(Items from an interface collection)
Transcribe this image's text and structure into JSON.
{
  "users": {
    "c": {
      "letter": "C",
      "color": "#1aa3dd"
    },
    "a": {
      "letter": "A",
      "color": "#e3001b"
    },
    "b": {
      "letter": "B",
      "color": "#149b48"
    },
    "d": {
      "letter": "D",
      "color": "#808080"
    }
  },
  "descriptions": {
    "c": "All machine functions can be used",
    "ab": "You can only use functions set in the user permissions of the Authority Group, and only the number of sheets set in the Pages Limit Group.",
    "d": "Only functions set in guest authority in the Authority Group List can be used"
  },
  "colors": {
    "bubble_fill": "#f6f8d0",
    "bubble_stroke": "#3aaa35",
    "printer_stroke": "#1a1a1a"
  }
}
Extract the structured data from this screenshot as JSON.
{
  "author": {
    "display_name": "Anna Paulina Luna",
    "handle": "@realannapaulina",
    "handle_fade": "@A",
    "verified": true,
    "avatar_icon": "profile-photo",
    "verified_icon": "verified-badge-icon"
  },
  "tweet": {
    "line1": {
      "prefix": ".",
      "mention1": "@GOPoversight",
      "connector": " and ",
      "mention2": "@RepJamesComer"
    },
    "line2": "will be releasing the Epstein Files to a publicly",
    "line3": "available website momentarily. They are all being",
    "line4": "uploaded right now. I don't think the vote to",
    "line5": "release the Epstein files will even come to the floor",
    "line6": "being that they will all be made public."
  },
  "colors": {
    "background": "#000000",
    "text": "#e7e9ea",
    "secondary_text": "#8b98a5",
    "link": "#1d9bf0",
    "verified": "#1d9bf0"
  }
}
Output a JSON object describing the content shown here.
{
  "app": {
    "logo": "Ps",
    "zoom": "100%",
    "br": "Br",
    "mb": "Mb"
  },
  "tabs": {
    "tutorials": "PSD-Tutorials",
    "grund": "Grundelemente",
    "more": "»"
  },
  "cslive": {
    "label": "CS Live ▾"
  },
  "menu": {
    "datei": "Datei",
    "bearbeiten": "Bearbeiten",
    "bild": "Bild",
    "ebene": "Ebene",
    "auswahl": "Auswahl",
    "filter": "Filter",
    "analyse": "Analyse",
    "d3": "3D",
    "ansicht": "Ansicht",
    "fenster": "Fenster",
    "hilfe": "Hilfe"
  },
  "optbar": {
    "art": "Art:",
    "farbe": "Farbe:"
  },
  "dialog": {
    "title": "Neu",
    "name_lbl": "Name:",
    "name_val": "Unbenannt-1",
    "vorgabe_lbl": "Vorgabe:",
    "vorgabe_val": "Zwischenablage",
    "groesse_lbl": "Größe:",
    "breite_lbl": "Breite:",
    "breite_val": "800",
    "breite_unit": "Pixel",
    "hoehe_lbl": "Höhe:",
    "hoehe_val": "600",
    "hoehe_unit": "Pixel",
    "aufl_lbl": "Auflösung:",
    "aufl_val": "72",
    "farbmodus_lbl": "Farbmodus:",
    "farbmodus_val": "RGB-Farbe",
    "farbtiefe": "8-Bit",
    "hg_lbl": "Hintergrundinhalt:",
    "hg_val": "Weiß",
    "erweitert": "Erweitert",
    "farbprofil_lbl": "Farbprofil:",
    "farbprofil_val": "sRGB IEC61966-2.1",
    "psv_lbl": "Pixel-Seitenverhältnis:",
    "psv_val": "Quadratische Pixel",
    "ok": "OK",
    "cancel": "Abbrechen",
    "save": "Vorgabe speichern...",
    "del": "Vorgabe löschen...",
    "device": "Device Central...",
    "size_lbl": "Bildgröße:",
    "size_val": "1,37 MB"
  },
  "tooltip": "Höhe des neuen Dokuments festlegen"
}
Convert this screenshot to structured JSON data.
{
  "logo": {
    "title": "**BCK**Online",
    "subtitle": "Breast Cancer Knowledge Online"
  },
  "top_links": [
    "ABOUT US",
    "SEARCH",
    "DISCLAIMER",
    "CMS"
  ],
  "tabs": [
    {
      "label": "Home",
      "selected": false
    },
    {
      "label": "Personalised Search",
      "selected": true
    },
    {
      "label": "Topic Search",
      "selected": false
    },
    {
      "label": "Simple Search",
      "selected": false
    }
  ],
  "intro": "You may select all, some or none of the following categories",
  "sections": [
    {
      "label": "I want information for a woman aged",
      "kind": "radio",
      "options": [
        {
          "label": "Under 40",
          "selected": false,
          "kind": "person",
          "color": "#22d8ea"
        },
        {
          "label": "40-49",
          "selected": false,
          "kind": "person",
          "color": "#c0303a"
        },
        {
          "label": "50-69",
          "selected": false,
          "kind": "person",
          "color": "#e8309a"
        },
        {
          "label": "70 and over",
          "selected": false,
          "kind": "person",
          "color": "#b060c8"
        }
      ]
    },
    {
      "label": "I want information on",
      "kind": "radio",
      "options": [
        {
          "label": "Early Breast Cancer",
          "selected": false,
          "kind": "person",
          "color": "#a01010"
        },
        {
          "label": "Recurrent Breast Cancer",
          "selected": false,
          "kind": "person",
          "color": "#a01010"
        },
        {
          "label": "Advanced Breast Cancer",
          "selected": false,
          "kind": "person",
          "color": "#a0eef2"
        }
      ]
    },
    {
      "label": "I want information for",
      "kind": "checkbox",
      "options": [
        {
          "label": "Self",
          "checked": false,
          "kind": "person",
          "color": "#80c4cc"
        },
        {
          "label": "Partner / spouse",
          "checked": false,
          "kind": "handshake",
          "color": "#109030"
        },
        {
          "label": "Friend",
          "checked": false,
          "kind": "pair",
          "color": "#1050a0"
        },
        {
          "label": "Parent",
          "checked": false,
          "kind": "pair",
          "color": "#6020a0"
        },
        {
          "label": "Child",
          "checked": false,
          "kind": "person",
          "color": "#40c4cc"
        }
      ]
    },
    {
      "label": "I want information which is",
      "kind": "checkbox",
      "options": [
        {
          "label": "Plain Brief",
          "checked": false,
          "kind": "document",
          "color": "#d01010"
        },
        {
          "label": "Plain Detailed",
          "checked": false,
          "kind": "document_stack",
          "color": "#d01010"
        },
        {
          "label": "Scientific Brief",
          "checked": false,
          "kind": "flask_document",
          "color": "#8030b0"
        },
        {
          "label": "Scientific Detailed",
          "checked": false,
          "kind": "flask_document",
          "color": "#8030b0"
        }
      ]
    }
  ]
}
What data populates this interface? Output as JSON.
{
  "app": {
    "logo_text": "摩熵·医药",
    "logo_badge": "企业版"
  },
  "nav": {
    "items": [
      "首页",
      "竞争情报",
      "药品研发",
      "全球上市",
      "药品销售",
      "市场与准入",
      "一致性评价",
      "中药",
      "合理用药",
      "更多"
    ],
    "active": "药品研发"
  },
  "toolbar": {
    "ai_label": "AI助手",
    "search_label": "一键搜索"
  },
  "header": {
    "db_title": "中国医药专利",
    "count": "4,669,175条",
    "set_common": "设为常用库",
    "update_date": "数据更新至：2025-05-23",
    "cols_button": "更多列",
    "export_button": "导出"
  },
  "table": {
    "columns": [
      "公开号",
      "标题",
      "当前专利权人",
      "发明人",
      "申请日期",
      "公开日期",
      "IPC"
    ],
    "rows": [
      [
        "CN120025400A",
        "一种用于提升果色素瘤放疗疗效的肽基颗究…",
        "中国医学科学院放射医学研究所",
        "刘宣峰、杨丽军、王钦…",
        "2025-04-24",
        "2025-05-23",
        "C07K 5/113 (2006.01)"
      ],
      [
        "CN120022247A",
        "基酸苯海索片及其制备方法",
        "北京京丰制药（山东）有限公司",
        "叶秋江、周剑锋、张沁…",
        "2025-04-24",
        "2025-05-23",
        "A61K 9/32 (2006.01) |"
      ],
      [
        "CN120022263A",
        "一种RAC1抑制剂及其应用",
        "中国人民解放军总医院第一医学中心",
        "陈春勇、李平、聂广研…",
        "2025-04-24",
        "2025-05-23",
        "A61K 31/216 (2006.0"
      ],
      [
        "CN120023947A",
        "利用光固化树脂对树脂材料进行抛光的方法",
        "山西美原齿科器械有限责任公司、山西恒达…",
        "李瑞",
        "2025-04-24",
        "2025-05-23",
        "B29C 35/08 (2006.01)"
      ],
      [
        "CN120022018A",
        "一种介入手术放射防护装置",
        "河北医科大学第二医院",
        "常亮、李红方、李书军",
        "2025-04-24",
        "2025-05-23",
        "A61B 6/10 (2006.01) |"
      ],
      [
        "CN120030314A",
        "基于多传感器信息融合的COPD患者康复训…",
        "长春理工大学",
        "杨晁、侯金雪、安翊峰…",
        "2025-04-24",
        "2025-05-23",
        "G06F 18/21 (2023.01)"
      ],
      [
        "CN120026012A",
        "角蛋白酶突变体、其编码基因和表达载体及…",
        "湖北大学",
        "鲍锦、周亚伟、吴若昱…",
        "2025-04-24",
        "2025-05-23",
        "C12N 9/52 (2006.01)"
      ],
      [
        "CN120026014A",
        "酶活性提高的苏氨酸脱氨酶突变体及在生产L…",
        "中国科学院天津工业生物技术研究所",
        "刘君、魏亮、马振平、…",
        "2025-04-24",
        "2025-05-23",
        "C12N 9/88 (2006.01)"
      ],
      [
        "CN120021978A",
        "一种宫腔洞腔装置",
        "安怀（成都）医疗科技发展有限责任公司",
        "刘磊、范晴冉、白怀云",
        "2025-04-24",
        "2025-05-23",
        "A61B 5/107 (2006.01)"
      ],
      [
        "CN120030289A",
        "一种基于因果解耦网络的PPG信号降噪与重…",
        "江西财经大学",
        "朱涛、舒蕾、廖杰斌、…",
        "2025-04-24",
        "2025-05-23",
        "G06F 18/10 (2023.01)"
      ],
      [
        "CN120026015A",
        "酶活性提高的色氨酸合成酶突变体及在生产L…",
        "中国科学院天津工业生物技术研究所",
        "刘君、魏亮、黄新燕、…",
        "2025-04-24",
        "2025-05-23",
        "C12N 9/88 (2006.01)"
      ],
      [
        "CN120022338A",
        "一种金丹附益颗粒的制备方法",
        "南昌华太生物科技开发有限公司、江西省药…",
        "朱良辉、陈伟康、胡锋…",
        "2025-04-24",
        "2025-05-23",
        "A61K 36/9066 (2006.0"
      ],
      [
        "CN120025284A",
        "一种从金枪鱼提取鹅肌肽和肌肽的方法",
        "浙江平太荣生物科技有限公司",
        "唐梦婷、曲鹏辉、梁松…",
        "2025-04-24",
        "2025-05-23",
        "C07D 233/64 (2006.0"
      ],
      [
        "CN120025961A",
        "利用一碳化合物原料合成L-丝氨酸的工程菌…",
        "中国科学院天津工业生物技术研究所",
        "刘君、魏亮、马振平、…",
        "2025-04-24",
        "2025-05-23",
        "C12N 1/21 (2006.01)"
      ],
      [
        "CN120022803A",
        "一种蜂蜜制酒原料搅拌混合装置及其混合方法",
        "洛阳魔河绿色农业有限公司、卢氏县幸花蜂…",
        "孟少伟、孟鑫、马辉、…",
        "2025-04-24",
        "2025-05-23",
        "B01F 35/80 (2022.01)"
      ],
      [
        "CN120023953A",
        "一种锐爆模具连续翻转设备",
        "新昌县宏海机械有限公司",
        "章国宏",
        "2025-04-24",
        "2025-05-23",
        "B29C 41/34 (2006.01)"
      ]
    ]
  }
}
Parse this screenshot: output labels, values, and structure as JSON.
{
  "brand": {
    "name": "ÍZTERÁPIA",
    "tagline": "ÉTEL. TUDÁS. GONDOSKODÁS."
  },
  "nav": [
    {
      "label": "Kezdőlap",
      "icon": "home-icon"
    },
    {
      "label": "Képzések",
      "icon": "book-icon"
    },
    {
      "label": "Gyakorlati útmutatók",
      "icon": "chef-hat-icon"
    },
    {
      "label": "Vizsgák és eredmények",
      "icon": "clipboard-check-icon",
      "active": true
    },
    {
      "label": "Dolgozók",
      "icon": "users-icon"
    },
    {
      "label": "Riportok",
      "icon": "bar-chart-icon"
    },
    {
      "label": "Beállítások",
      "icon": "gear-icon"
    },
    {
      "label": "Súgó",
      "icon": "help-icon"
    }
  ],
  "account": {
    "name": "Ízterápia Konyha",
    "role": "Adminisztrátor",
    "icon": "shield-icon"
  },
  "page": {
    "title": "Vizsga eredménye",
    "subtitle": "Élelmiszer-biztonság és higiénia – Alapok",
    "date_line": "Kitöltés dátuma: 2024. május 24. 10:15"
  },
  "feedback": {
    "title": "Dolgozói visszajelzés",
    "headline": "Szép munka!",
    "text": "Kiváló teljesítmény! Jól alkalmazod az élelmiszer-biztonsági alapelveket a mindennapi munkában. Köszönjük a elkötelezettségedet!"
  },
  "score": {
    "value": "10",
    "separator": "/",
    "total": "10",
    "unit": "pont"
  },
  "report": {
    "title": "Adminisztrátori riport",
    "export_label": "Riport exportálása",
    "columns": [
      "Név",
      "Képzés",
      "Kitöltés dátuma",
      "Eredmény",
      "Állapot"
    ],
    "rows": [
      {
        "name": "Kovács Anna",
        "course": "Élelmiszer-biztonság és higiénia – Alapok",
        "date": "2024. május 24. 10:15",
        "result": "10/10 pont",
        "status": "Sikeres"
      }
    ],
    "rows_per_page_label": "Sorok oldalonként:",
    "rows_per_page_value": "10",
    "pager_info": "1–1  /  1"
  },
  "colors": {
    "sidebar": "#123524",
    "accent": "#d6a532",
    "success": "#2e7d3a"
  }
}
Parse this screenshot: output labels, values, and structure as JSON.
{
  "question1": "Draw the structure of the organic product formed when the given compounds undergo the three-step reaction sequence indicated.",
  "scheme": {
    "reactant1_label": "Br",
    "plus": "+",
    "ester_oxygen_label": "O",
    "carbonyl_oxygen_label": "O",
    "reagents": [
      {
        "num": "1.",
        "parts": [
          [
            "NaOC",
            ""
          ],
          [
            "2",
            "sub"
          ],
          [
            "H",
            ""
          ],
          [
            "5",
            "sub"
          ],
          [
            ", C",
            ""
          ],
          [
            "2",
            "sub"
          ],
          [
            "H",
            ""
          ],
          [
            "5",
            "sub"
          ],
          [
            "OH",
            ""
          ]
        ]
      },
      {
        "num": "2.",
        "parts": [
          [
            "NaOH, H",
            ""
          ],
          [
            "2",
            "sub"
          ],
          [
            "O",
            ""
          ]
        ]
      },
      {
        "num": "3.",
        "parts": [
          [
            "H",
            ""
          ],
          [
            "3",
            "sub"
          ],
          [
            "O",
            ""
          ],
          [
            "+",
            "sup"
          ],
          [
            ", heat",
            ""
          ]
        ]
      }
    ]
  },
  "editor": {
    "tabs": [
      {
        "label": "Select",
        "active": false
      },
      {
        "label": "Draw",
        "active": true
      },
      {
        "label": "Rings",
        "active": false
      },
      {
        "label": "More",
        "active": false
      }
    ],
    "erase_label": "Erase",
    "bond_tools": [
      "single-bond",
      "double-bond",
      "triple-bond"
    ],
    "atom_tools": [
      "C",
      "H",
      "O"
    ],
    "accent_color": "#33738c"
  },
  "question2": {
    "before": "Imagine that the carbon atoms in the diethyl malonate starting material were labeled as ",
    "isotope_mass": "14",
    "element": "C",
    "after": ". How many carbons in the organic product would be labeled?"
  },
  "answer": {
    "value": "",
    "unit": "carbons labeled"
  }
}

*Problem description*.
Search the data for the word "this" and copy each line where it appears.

*Solution to the problem*.
Transcribe this image's text and structure into JSON.
Extract the structured data from this screenshot as JSON.
Convert this screenshot to structured JSON data.
What data populates this interface? Output as JSON.
Parse this screenshot: output labels, values, and structure as JSON.
Parse this screenshot: output labels, values, and structure as JSON.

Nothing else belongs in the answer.